[Stored records]
..........
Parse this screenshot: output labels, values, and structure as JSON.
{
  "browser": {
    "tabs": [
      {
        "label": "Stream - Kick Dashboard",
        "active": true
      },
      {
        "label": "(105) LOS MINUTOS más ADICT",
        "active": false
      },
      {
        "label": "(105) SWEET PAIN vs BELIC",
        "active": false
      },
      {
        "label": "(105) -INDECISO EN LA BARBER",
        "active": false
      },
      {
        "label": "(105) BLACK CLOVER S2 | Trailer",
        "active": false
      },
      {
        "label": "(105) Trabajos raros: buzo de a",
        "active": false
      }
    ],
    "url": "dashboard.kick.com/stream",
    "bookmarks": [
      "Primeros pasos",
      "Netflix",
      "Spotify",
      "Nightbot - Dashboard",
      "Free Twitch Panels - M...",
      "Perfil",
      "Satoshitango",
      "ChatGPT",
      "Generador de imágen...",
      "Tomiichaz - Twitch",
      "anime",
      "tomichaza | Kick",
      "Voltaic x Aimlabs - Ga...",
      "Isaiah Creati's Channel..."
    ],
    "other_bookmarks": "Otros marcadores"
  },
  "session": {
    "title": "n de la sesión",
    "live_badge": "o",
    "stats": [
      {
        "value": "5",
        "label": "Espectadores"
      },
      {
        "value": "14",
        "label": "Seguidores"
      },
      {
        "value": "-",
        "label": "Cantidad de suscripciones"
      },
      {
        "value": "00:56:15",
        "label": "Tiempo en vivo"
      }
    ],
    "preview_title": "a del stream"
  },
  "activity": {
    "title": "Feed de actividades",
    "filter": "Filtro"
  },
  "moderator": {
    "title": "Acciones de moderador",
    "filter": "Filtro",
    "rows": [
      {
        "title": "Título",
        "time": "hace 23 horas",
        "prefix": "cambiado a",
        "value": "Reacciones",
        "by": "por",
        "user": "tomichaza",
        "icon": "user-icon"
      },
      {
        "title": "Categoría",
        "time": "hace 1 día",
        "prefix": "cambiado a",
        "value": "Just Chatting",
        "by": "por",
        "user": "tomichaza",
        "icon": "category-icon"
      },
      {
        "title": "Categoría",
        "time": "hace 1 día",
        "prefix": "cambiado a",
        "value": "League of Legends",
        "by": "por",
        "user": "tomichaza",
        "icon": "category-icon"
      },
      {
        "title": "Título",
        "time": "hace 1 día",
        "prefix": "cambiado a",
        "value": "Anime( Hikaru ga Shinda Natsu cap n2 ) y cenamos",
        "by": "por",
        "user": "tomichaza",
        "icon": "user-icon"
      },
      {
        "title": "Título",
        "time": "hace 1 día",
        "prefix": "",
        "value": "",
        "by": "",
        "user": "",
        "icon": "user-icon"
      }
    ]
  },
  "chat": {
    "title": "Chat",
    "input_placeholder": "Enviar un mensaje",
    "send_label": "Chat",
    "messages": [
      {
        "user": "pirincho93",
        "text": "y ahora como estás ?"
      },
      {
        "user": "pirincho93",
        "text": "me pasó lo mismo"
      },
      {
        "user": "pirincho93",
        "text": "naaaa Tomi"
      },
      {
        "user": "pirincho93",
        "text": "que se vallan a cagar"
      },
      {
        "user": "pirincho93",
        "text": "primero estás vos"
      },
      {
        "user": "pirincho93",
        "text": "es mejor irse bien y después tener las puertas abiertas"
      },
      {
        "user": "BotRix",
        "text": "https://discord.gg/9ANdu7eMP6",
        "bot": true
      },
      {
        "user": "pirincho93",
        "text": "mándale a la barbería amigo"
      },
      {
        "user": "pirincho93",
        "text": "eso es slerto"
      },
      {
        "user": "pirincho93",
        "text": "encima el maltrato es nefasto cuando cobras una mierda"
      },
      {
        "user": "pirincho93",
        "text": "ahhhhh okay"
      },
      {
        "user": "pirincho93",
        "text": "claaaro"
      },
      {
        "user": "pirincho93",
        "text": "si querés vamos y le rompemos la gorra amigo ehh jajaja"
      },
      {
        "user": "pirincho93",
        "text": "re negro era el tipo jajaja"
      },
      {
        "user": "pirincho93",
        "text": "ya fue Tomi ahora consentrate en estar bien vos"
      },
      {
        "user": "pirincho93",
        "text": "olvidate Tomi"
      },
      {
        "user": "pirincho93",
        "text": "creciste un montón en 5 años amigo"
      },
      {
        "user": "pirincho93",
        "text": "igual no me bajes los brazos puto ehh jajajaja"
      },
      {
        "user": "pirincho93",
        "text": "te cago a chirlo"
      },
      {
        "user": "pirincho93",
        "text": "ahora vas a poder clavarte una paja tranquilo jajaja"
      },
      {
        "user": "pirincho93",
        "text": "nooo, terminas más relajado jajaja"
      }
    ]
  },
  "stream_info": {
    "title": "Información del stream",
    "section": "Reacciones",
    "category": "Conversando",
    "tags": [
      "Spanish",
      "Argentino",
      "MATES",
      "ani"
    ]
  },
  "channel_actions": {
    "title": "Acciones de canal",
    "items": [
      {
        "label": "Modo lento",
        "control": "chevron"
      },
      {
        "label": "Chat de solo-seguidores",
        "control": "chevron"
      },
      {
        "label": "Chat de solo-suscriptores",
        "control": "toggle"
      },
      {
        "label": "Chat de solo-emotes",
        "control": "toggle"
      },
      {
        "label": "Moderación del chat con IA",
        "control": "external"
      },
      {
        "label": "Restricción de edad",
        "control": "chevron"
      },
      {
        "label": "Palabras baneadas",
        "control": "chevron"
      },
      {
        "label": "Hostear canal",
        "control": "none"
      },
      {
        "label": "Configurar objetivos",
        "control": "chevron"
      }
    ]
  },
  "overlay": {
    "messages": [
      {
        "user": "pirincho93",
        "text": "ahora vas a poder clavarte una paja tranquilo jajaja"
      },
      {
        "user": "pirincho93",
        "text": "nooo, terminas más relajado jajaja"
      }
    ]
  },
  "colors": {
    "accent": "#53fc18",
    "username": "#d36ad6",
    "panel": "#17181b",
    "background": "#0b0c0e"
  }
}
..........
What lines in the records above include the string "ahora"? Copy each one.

## Problem solution
        "text": "y ahora como estás ?"
        "text": "ya fue Tomi ahora consentrate en estar bien vos"
        "text": "ahora vas a poder clavarte una paja tranquilo jajaja"
        "text": "ahora vas a poder clavarte una paja tranquilo jajaja"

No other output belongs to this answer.